A Real Scientist Agrees with ME (on the Designer Baby Dispute)!
The blogging scientist Minerva agrees with ME against the transhumanist on the future pressure to design or enhance your offspring or else. She’s surprised that it’s possible to agree with someone who was on Bush’s Bioethics Council, but that may be because nobody told her there were lots of prolific and highly respected scientists on that Council.
Minerva–so that I don’t feel the love too much–begins by agreeing with my critic that the enhanced folks of the future won’t necessarily be athests. But as I said before, I’m sorry if anyone misunderstood me on that point. Let me make it clear that, because I believe that studies show that very, very smart people can be religious, I believe religion has a bright future. It also has a future, of course, because it’s far from clear that the genetically upgraded will necessarily be happier than we are. I’ll have more to say on this soon.

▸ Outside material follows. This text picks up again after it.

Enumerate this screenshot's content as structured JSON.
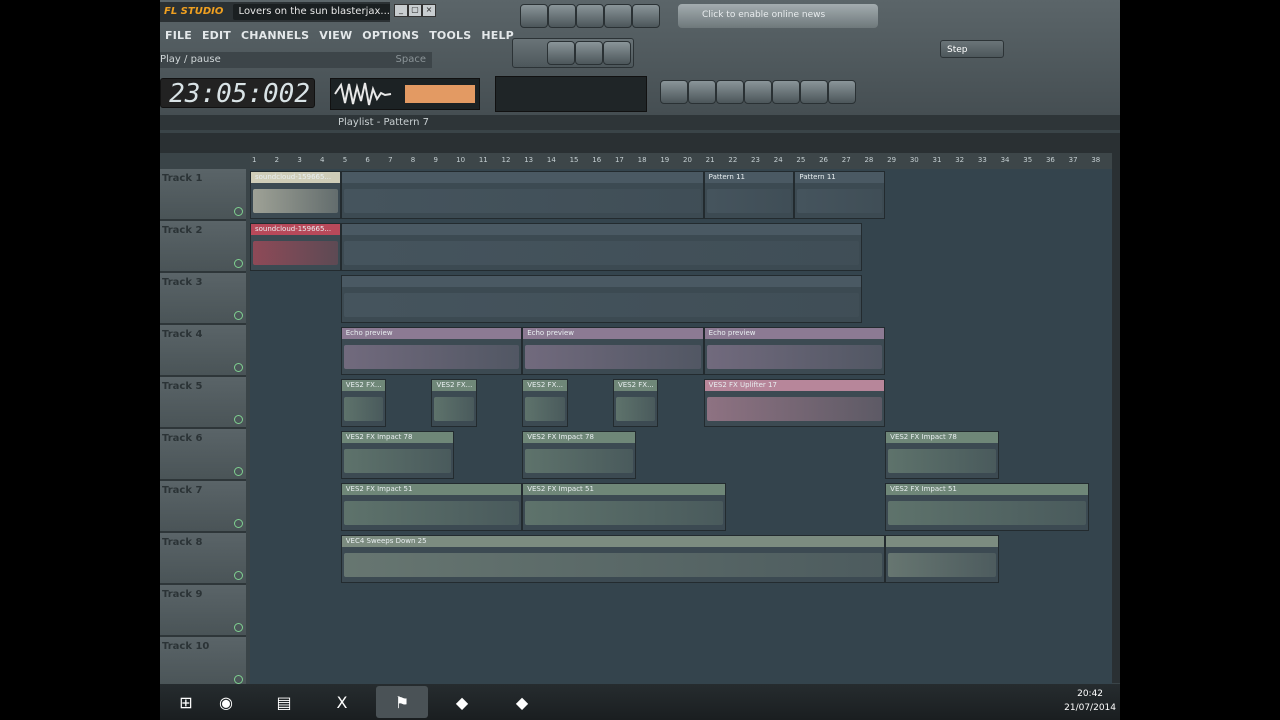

But for now, let me give you a taste of the wisdom of Minerva:
He argues that there will be no mandate for enhancement by the state, so we won’t have “godless achievement machines,” but he fails to see the point that state pressure is not the only pressure that will be experienced by people in an age of genetic enhancement. Social pressure, Brad, tell me you’ve heard of it? It is dangerous to assume that governmental or economic pressures are the only ones that act upon parents in relation to decisions about their children. Cultural norms and beliefs about “what makes a good life” will make much more of an impact on the perceived necessity of “enhancement” than any governmental mandate could.
Also, he argues that “enhancement” will lead to a “flush of inventive, moral, empathetic, charming, attractive and beneficent people.” I’m sorry Kyle, but you also assume that those individuals who choose to have their children enhanced will value traits such as empathy and beneficence. Maybe they will, but that’s a big assumption, because arguments supporting “enhancements” have pretty much focused on physical capability and not moral character. Also, the opportunity to alter a relatively “simple” trait such as height will be available long before we figure out the soup of probable genetic determinants of “empathy”, so physical trait enhancement will surely precede character trait enhancement.
And lastly, what about nurture, Kyle? If you want more charming, empathetic, innovative, beneficent kids, it sounds to me like you might try to raise them to engage with other people regularly (instead of the PSP) and teach them to view themselves in the shoes of others before they make judgments. I’m just saying.
One problem Minerva points to, of course, is that empathy and beneficience might be, in themselves, “risk factors.” They can turn people into suckers and even cause them to put their personal survival on the line for the good of others. Our designer personal goal, first of all, seems to be something like indefinite longevity, which is not the literal immortality some transhumanists misleadingly promise. And so my personal qualities–physical, cognitive, and emotional–should be reconfigured, most of all, with keeping ME around as long as possible in mind. Accidental death will remain possible, and we won’t be able to stop working to fend off the nature out to kill each of us. So people might well be–and seemingly have to be–more self-obsessed than ever. Nothing seems more horrible than dying when death itself has become avoidable through perfect pesonal prudence.
My own view is that we might readily figure out how to make people smarter and stronger and in many ways less physically vulnerable (by, for example, using nanotechnology to wipe out disease). But it’s far from clear that we will know how or even intend to make them more virtuous–or BETTER PEOPLE in the crucial sense. Yet it will remain the case that folks will have TO BE GOOD in order to reliably FEEL GOOD.
I also like Minerva’s shot against Kyle about putting himself in the shoes of other before being so intolerantly judgmental. Many religious people, after, do a great job raising their kids with the old-fashioned virtues like courage, charity, generosity, humility, moderation, frugality, and even chastity in mind. Meanwhile, sophisticated Americans really do have a hard time aiming higher than middle-class productivity and autonomy. Autonomy–or being one’s own person, having one’s own point of view–suffers as a result
The point about social pressure is too obvious to emphasize: It’ll be impossible to have the only unenhanced kids on the block or in school etc. I will also say more about that issue later.
Minerva concludes by saying that she’s still all about the promise of science. Well, I am too. But, as usual, our future is likely to be full of both promise and peril.